Written by

It seems that hybrid IT is here to stay, with 92% of IT professionals stating that adopting cloud technologies is important to their organization’s long-term business success, as highlighted in our recent report. However, there is some confusion around hybrid IT as a concept, and therefore caution around its adoption. 

SolarWinds IT Trends Report reveals that the majority of businesses have migrated at least one critical application or element of infrastructure to the cloud in the past year. Simultaneously, the report reveals that the top reason organizations bring applications and infrastructure back on-premises is uncertainty over security and/or compliance in hybrid IT environments.

Part of the problem with securing hybrid IT is that, due to many IT professionals still being confused about what hybrid IT actually means, they can’t comprehend how to secure a hybrid IT environment until they fully understand it. 

Confusion is understandable, as hybrid IT is complex, with IT infrastructure and applications running on-premises and in the cloud. It’s a mix of services completely owned and managed by an internal team, plus services completely owned and managed by cloud service providers (CSP).   

Many IT professionals who understand what hybrid IT means are still unsure of how security policies should account for it. The first step is to understand that, rather than sticking with traditional security policies, the IT team needs to develop security policies that work in a world of combined—both on- and off-premises—ownership models.

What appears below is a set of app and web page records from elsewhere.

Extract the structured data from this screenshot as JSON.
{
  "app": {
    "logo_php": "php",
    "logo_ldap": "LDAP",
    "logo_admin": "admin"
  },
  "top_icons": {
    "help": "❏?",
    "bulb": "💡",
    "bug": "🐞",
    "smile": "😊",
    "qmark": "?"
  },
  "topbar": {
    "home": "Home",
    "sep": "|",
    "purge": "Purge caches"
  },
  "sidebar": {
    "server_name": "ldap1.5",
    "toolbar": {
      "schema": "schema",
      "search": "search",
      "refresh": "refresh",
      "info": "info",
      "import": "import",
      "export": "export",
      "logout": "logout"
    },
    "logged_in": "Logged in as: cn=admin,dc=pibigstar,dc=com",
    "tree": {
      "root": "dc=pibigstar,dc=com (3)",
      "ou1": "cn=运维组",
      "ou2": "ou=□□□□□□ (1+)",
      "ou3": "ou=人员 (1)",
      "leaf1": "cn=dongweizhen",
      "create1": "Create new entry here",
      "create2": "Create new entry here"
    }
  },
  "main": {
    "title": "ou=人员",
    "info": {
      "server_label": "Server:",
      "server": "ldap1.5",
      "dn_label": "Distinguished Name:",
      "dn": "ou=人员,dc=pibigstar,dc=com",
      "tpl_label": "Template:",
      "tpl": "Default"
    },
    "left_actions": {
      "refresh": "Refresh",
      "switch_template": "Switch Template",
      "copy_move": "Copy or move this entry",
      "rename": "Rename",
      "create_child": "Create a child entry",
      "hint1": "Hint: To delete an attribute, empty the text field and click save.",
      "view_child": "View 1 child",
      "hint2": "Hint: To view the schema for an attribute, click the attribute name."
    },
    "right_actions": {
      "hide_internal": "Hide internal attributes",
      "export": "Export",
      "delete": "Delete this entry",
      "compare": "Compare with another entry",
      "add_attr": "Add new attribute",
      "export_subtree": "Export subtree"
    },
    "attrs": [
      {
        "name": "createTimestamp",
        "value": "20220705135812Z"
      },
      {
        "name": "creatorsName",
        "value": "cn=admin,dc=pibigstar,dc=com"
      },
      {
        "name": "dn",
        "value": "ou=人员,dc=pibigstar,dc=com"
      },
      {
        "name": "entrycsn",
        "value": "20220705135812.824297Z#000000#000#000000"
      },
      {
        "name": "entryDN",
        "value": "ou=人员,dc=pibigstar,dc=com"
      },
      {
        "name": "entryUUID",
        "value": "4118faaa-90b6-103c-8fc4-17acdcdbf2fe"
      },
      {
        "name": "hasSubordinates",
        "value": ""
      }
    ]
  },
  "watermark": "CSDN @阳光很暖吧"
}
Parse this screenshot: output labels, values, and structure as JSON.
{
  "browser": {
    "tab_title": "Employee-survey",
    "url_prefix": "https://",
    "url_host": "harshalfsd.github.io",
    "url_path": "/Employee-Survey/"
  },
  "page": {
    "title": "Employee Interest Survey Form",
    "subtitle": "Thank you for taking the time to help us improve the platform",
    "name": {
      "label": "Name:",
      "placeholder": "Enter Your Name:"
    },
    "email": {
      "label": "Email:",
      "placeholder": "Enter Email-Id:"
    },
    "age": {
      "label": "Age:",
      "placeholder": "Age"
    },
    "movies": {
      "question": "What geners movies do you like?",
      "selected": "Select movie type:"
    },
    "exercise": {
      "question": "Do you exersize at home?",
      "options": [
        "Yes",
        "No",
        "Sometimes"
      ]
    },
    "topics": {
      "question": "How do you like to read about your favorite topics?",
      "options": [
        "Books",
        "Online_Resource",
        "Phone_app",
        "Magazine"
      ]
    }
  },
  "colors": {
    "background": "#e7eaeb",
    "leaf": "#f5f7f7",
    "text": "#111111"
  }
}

Hybrid cloud - responsibility without control
One of the key pieces to making sense of this complex hybrid IT model is Software as a Service (SaaS). SaaS simply means that the consumer of the software doesn’t have to worry about the underlying details of the applications or infrastructure. They just consume the business service, such as email or customer relationship management (CRM).

In the past few years, SaaS has grown in popularity due to its ease of use. However, as with the adoption of any new service, there are challenges to be addressed. 

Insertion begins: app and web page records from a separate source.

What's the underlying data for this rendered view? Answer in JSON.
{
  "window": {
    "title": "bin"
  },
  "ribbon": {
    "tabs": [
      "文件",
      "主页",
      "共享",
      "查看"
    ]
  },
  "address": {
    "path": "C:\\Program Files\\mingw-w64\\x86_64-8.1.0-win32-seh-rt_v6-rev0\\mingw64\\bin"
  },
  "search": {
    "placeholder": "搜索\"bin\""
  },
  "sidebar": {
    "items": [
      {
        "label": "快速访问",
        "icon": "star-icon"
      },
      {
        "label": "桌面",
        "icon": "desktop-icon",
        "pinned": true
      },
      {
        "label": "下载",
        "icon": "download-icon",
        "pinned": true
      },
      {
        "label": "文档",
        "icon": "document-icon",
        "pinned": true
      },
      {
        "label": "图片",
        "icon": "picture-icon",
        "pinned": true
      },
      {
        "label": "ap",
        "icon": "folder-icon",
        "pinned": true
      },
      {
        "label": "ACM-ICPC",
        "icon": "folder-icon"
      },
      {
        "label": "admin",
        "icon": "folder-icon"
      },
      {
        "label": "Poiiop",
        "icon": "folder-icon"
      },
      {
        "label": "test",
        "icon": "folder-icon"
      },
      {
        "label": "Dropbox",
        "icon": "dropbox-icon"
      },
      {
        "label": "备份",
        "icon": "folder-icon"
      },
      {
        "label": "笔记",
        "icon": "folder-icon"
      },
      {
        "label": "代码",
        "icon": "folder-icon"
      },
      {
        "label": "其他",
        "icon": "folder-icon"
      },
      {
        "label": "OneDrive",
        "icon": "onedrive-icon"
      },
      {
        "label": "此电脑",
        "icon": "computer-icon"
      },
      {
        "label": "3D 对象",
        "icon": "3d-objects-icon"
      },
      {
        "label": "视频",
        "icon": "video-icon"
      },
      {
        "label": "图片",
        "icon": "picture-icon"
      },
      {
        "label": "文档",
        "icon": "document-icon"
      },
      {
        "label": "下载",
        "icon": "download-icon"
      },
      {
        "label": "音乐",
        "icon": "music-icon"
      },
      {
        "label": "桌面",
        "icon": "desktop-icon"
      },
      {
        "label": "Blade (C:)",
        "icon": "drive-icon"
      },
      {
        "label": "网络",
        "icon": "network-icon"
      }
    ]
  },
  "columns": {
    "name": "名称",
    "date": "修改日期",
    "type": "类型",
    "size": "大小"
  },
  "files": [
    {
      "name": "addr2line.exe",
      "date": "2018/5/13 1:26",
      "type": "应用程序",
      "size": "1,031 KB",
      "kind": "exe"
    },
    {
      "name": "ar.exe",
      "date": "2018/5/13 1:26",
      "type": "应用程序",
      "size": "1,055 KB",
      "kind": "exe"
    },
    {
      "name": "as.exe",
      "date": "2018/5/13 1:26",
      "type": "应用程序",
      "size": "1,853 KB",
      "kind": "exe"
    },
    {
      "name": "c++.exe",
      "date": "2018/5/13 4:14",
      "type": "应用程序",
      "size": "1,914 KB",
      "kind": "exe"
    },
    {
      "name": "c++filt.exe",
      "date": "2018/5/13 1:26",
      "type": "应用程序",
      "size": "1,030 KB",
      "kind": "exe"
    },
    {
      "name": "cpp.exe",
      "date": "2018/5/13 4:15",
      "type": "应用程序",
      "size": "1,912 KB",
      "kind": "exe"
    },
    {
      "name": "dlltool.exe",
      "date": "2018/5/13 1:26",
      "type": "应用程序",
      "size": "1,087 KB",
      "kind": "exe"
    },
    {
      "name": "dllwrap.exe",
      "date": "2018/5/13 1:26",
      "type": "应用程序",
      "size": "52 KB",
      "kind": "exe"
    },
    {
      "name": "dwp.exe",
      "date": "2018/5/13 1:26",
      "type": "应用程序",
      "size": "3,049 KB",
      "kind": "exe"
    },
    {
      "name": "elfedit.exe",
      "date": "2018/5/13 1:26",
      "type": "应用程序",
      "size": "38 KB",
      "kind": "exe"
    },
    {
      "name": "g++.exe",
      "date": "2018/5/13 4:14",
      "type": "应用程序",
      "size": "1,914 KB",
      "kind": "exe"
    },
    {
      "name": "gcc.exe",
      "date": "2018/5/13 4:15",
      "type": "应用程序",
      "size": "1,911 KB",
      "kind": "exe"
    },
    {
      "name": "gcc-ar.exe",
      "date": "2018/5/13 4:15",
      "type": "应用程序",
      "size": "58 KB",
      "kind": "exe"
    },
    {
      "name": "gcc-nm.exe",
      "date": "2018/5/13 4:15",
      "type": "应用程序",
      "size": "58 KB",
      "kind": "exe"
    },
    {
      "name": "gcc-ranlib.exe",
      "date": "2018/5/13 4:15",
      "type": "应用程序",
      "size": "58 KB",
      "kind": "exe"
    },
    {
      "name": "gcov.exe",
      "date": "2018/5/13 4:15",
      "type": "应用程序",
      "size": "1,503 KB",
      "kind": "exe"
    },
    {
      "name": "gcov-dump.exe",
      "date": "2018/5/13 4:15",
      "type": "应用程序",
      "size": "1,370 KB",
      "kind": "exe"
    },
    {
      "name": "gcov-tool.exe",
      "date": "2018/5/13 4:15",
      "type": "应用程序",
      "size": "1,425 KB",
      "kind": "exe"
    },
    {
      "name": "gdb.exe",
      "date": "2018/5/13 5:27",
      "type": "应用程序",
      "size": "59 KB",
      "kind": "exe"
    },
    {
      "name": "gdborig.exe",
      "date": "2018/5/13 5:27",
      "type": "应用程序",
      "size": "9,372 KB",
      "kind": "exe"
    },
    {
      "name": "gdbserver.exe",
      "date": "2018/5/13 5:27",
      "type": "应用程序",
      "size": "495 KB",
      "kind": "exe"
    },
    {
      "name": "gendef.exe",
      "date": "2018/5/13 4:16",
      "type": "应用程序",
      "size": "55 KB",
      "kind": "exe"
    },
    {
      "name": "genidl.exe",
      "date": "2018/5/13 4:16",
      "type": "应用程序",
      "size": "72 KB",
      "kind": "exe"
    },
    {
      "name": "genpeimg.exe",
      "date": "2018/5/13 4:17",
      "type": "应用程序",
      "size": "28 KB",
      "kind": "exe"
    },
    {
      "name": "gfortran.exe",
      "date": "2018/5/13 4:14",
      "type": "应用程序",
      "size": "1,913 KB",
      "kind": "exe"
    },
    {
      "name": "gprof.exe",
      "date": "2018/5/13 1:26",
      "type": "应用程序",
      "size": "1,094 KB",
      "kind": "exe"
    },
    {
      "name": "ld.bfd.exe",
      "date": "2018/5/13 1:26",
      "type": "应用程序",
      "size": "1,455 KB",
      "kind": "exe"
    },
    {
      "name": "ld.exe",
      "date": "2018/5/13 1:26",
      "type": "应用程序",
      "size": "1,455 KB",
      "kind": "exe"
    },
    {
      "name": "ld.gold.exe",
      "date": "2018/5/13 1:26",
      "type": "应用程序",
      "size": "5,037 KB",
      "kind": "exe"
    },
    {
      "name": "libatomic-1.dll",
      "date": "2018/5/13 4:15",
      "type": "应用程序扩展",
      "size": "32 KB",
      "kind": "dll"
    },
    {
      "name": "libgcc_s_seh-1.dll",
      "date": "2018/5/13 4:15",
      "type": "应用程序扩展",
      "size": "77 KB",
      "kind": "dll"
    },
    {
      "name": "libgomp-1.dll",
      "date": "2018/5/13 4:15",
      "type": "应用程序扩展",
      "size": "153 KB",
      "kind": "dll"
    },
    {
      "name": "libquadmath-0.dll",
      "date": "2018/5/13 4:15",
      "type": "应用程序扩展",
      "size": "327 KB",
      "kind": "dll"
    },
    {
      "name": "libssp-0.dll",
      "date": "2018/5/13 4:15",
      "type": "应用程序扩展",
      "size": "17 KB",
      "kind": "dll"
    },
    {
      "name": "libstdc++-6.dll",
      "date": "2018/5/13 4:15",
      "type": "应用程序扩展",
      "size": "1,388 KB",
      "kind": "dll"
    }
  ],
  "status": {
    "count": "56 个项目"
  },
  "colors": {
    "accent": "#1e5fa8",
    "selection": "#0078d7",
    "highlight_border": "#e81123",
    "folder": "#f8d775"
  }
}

The main challenge of SaaS is responsibility without control, and hybrid IT has the same core challenge. When there is a problem with the infrastructure or applications required to deliver a service that we don’t own or manage, the IT professional will have to submit a ticket request and wait to hear back like everyone else.

Of course, there are a few things that can be checked from an internal point of view, such as the functioning of the internal infrastructure and that the next ISP isn’t experiencing problems. After that, it’s just a waiting game.

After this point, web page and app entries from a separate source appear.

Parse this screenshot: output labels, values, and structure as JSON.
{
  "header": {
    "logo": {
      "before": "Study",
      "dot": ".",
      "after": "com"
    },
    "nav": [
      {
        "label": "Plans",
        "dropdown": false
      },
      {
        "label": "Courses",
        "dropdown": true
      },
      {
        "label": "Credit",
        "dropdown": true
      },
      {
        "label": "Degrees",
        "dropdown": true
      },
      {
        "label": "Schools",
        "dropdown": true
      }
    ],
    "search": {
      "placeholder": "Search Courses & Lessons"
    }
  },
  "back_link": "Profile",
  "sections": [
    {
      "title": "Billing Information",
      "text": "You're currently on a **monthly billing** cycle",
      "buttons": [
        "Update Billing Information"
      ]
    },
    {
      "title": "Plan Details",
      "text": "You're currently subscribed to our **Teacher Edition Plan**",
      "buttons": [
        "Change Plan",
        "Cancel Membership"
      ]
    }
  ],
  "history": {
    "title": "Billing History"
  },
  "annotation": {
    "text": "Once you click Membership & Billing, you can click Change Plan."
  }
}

Securing data is crucial to hybrid IT
Beyond the availability issue, there is also the question of data confidentiality. Moving from traditional on-premise data storage to a hybrid IT environment means that internet-based cloud services are now involved. Therefore, it can be hard to ensure the confidentiality and privacy of data if it is entered into a vendor’s application, and then potentially housed across the world in data centers with different local data security regulations. Encryption in transit, such as Transport Layer Security (TLS), can help to keep data confidential. However, even if data is transported securely, it won’t necessarily be stored securely.

Additionally, security is a concern when certain components of an application are deployed in the cloud. For example, a database or message queue service. Many IT teams opt for this approach when migrating applications, such as web services, from on-premises to the cloud. However, the IT team must ensure they don’t skip the usual internal security processes, and that those processes are updated to take into account the unique deployment nature of cloud-based services and the resulting changes to design.

It’s easy to start using Database as a Service (DBaaS), for example, but just as you wouldn’t put your entire database server directly on the public internet, the IT team also needs to ensure that network policies are in place so that only the required servers can access that service. Remember that DBaaS is just one component, and that security and connectivity problems need to be solved in the same way as if a database was deployed in an owned data center. 

Less speed, more security with hybrid IT
When it comes to anything “as a service”, there is often the expectation of very fast deployment, often at the expense of security. Speed versus security can be an issue, so slow down and put robust procedures in place that consider the new design of your hybrid IT environment. Also don’t give in to the “easy to deploy” temptation of rapidly rolled out cloud if speed risks compromise security. It is critical that the IT team takes its time and gets security and compliance right from the outset. 

It’s never too late to strengthen hybrid IT cloud solutions
Whether you are just starting your journey to a hybrid IT environment, or are already fully deployed, the IT professional needs to remember that it is never too late to strengthen security and reliability. Take the time to understand the distributed, mixed ownership IT world, and how it changes the infrastructure, team, and overall approach to security. If you follow these guidelines, you’ll be in a much better position to get it right. 

What’s hot on Infosecurity Magazine?